A leading Kenyan investment firm said last week it had approached South Africa’s MTN Group to lead a consortium in bidding for a stake in the country’s second largest mobile phone operator.
Tony Wainaina, the chief executive officer of ICDC Investment Co., said his company was eyeing a 60 percent stake in Kenyan mobile service provider Kencell that is owned by French-American media group Vivendi. It has said it wants to dispose of its interest in Kencell as part of a debt reduction plan.
Wainaina said a proposal put forward by the ICDC to mobile phone company MTN had also recommended that the expected MTN-led consortium should consider bidding for a third mobile licence offered by the government last month.
"We have already started talking in a very informal way with MTN trying to get them to take an interest in responding to the pre-qualification notice for the third cellular licence and the Vivendi opportunity," Wainaina told Reuters in an interview.
Wainana said he expected a reply from MTN in the next few weeks. Kencell, which started operating in August 2000, has about 600,000 subscribers, compared with the 650,000-700,000 of competitor Safaricom, which is a joint venture between state-owned Telkom Kenya and Britain’s Vodafone.
In 1999, ICDC was part of a consortium led by MTN that competed for the second mobile licence but lost to a joint venture between Vivendi and local investment firm Sameer Group. The company was also part of the Mount Kenya Consortium, which won a bid to purchase a 49 percent stake in Telkom Kenya, but the government cancelled the deal in late 2001.
Wainaina said ICDC, which is the major shareholder in regional supermarket chain Uchumi and the local Coca Cola bottling company, remained keen to enter the telecoms sector. "We will continue until we get something because we feel that this is a sector that we cannot be left out of," Wainaina said.

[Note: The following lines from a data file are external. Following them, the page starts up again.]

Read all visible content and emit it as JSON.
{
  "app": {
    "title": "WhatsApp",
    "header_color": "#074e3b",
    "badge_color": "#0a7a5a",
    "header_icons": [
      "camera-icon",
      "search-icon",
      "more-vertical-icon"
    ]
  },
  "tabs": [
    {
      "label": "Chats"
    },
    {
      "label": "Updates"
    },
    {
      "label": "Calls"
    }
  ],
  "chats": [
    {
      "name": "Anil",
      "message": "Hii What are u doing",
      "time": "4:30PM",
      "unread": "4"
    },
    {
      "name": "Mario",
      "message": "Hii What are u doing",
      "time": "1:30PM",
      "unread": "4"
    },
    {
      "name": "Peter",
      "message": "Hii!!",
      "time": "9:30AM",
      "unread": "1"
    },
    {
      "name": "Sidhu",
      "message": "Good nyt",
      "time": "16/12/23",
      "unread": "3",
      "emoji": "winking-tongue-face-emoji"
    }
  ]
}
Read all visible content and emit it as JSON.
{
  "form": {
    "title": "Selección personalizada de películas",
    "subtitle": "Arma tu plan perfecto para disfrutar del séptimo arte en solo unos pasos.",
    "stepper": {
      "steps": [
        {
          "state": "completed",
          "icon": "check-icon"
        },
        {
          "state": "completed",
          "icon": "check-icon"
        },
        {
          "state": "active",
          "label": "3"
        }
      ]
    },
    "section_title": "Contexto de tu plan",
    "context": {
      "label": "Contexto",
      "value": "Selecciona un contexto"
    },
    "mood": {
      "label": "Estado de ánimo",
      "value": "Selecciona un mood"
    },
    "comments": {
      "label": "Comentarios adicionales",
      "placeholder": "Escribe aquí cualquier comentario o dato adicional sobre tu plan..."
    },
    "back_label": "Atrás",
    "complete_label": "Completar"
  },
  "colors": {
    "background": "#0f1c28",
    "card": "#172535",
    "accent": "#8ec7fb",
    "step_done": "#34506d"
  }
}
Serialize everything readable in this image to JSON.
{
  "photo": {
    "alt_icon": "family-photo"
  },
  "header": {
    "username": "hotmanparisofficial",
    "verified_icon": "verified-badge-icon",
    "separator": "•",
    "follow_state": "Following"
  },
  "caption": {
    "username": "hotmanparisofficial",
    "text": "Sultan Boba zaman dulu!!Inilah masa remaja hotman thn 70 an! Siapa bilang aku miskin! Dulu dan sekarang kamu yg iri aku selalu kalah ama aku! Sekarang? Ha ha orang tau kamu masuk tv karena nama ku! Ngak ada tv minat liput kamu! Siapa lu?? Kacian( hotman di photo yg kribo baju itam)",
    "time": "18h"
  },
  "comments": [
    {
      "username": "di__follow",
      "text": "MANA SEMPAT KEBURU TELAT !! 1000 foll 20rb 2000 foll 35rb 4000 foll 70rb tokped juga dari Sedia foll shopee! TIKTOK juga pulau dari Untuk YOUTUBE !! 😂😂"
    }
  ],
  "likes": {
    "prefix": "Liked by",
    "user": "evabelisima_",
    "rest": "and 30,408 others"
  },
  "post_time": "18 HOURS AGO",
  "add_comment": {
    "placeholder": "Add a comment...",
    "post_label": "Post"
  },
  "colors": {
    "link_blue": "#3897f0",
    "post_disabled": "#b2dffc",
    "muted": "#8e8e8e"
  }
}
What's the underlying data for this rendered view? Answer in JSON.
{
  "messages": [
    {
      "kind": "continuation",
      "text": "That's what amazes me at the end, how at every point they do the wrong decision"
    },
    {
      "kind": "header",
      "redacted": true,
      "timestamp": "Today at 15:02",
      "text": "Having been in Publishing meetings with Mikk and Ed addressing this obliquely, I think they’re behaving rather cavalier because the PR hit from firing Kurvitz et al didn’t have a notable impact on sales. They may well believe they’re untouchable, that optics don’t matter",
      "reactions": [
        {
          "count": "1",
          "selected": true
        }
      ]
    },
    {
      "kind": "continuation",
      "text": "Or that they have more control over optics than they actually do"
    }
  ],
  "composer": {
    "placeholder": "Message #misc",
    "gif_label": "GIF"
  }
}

MTN runs South Africa’s second largest cellphone network and has ventured into Africa in the face of a maturing market at home. It has businesses in western, eastern and central Africa.
The East African